1967 Closure of the patent ductus arteriosis, a heart defect in newborns of a vascular opening between the pulmonary artery and the aorta
1967 Selective vasoconstriction infusions for hemorrhage, now commonly used for bleeding ulcers, GI bleeding and arterial bleeding
1969 The catheter-delivered stenting technique and prototype stent
1960-74 Tools for interventions such as heparinized guidewires, contrast injector, disposable catheter needles and see-through film changer
1970s Percutaneous removal of common bile duct stones
1970s Occlusive coils
1972 Selective arterial embolization for GI bleeding, which was adapted to treat massive bleeding in other arteries in the body and to block blood supply to tumors
1973 Embolization for pelvic trauma
1974 Selective arterial thrombolysis for arterial occlusions, now used to treat blood clots, stroke, DVT, etc.
1974 Transhepatic embolization for variceal bleeding
1977-78 Embolization technique for pulmonary arteriovenous malformations and varicoceles
1977-83 Bland- and chemo-embolization for treatment of hepatocellular cancer and disseminated liver metastases
1980 Cryoablation to freeze liver tumors
1980 Development of special tools and devices for biliary manipulation
1980s Biliary stents to allow bile to flow from the liver saving patients from biliary bypass surgery
1981 Embolization technique for spleen trauma
1982 TIPS (transjugular intrahepatic portosystemic shunt) to improve blood flow in damaged livers from conditions such as cirrhosis and hepatitis C
1982 Dilators for interventional urology, percutaneous removal of kidney stones
1983 The balloon-expandable stent (peripheral) used today
1985 Self-expandable stents
1990 Percutaneous extraction of gallbladder stones
1990 Radiofrequency ablation (RFA) technique for liver tumors
1990s Treatment of bone and kidney tumors by embolization
1990s RFA for soft tissue tumors, i.e., bone, breast, kidney, lung and liver cancer
1991 Abdominal aortic stent grafts
1994 The balloon-expandable coronary stent used today
1997 Intra-arterial delivery of tumor-killing viruses and gene therapy vectors to the liver
1999 Percutaneous delivery of pancreatic islet cells to the liver for transplantation to treat diabetes
1999 Developed the endovenous laser ablation procedure to
treat varicose veins and venous disease
The Birth, Early Years, and
Future of Interventional Radiology.
Josef Rösch, Frederick S. Keller, and John A. Kaufman.
J. Vasc.
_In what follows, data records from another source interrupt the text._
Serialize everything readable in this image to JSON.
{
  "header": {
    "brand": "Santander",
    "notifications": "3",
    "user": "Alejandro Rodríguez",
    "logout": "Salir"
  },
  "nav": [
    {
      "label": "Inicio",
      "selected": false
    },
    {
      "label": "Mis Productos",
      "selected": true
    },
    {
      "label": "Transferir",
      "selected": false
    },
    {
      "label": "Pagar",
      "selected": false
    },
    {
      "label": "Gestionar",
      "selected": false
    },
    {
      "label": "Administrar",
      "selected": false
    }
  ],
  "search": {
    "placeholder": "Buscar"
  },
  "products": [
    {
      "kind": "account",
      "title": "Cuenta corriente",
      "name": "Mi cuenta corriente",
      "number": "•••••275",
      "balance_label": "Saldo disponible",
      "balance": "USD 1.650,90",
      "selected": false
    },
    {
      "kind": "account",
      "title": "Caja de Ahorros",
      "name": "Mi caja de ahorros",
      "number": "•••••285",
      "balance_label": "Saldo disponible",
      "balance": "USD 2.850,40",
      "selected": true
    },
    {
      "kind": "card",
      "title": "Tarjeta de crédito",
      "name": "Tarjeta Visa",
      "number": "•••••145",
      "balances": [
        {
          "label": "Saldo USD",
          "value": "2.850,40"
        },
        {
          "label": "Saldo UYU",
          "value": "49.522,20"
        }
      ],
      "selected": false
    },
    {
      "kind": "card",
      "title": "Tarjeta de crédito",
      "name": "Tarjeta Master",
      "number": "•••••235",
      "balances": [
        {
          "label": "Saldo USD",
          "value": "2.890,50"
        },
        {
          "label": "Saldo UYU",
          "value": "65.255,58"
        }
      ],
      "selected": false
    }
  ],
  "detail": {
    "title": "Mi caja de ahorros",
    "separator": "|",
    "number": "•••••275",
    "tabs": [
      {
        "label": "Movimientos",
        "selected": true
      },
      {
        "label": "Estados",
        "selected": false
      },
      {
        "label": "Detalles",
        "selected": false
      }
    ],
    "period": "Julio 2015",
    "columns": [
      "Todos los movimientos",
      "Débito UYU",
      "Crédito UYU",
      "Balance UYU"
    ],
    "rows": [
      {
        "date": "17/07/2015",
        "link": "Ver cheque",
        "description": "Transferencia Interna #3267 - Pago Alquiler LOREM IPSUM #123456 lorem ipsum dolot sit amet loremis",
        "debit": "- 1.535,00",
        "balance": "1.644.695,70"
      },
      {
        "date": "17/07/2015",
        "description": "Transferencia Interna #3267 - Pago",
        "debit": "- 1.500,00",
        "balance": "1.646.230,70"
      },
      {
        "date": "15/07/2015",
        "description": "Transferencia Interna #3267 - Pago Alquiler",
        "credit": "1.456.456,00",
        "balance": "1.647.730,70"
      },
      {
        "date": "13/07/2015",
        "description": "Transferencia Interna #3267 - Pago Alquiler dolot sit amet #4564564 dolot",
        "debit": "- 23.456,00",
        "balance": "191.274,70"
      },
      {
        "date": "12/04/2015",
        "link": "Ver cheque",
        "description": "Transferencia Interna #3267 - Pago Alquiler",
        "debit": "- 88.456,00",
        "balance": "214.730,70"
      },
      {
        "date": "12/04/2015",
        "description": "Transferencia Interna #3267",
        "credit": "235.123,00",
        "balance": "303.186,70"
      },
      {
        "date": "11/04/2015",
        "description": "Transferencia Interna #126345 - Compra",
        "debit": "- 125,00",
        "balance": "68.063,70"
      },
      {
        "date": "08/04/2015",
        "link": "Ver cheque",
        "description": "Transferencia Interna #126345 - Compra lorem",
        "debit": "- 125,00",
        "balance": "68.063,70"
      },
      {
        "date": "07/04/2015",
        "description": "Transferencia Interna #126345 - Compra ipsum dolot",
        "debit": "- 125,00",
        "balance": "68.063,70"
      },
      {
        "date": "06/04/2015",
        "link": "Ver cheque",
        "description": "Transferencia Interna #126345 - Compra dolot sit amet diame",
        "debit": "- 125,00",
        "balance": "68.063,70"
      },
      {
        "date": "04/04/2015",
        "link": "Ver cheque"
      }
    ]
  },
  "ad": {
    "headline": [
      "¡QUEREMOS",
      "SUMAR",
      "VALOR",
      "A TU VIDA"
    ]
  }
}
Interv. Radiol. 2003 14: 841-853.
The Catheter Introducers by Leslie A. Geddes and LaNelle
E. Geddes, copyright 1993 by Cook Group Incorporated, Mobium Press,
The Ship in the Balloon: The Story of Boston Scientific and the Development of Less-Invasive Medicine by Jeffrey L. Rodengen, copyright 2001 by Write Stuff Enterprises, Inc.